After Islamic State’s advance, militiamen surged to protect the site, sparing Samarra the destruction and mass displacement of other Sunni-populated areas further north and west.
Yet the government’s reliance on Shi’ite militias and volunteers rather than the ineffectual national army as a unifying military force has deepened sectarian mistrust.
The Peace Brigades now conduct high-profile patrols in urban areas around the shrine, run joint police checkpoints along the road from Baghdad and hold an 85-km-long front-line nearby.
The U.S.-led coalition launching air strikes against Islamic State, which split from and overtook al Qaeda in recent years, said the insurgents would not threaten Samarra on the tenth anniversary of the attack.
“We could see (car bombs). They’re capable of launching rocket attacks ... but as far as amassing forces, they don’t have the capability before we would interdict them,” U.S. Army Captain Chance McCraw, an intelligence officer, said last month.
Hussein Sharifi, a former lawmaker from southern Iraq now fighting with the Peace Brigades, said there were attacks and casualties daily at the front-line 30 km west of Samarra.
“We’ve taken into consideration the range of mortars and rockets that might reach us (at the shrine),” he said during a visit. “The enemy cannot reach the city.

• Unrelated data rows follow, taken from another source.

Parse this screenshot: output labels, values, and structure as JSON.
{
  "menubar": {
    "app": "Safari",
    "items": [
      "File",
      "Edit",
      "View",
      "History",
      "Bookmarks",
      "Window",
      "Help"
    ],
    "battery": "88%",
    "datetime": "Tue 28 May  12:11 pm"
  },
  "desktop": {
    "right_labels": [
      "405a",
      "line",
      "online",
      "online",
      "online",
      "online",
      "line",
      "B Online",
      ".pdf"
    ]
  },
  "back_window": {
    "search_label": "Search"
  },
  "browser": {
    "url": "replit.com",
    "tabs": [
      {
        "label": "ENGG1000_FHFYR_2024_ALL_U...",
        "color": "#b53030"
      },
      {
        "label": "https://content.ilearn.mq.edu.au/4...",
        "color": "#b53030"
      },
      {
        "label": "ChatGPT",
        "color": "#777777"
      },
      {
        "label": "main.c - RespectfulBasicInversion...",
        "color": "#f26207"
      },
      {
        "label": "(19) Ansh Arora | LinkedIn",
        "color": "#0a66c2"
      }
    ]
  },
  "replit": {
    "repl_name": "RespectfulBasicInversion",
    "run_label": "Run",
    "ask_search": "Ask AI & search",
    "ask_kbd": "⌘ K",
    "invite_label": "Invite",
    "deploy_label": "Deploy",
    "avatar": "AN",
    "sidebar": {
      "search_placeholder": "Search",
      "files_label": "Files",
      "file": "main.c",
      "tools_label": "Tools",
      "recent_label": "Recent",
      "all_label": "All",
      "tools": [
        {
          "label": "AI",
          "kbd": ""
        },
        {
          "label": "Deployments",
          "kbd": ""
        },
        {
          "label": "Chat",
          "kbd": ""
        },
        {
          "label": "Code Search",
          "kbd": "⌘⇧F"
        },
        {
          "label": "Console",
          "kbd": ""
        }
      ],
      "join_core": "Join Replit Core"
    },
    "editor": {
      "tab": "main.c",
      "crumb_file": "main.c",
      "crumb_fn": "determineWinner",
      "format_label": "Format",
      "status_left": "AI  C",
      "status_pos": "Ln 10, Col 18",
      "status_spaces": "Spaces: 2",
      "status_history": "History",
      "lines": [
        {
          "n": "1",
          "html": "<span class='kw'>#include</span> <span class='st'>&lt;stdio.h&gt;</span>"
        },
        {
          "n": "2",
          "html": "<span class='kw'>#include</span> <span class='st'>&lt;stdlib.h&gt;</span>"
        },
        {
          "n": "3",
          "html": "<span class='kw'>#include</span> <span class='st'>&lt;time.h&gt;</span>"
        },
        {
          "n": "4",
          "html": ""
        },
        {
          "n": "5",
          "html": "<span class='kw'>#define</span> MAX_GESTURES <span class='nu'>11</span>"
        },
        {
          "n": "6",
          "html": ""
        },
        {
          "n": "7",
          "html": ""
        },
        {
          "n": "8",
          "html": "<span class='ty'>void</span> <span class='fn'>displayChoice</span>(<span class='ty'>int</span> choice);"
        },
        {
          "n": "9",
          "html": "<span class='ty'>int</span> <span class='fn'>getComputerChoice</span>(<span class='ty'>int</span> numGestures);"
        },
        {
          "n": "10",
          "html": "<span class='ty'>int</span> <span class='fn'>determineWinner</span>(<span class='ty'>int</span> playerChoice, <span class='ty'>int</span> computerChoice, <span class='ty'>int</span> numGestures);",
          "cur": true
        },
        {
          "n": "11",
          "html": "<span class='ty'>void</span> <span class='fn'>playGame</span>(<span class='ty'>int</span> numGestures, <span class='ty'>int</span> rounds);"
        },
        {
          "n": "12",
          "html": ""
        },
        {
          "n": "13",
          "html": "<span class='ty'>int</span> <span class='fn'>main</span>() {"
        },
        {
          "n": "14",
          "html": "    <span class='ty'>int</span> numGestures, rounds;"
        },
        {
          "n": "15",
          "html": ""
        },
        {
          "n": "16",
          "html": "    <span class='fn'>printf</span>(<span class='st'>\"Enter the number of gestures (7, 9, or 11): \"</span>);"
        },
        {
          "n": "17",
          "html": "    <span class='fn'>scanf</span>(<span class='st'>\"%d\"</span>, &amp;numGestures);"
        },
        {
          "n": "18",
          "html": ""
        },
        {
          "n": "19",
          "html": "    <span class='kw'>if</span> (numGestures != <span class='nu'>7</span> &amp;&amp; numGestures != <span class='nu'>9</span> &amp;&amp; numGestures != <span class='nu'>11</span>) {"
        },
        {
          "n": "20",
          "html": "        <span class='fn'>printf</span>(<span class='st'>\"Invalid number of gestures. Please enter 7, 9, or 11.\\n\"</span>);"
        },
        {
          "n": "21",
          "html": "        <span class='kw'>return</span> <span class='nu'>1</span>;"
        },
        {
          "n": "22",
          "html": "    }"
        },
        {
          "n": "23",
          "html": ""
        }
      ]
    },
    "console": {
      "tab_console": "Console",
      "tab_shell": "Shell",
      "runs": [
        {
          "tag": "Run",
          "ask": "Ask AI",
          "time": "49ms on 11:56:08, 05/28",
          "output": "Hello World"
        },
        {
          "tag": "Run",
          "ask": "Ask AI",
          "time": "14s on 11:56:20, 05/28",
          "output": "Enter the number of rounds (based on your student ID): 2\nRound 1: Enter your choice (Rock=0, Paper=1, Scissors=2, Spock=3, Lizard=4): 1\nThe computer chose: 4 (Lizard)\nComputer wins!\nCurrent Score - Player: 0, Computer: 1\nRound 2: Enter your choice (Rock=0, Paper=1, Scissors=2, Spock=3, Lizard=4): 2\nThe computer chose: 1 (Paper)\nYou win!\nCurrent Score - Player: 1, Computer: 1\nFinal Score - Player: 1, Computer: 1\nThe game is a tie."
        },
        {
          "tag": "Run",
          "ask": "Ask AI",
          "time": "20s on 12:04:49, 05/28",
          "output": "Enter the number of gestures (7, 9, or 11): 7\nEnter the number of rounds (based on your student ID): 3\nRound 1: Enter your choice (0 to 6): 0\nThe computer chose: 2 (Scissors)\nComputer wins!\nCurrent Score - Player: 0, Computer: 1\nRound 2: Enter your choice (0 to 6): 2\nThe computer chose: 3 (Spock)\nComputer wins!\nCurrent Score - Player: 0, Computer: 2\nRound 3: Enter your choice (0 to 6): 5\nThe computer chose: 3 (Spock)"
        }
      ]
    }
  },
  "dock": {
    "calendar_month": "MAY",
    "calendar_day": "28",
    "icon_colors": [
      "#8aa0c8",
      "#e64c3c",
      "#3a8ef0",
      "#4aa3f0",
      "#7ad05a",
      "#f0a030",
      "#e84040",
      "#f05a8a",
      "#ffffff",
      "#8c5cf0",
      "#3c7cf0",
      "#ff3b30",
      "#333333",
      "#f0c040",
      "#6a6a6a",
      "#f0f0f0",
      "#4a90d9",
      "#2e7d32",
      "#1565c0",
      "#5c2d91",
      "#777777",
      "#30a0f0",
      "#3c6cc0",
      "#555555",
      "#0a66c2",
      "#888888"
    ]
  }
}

We have secured it completely.”
Additional reporting by Ahmed Rasheed in Baghdad, editing by Peter Millership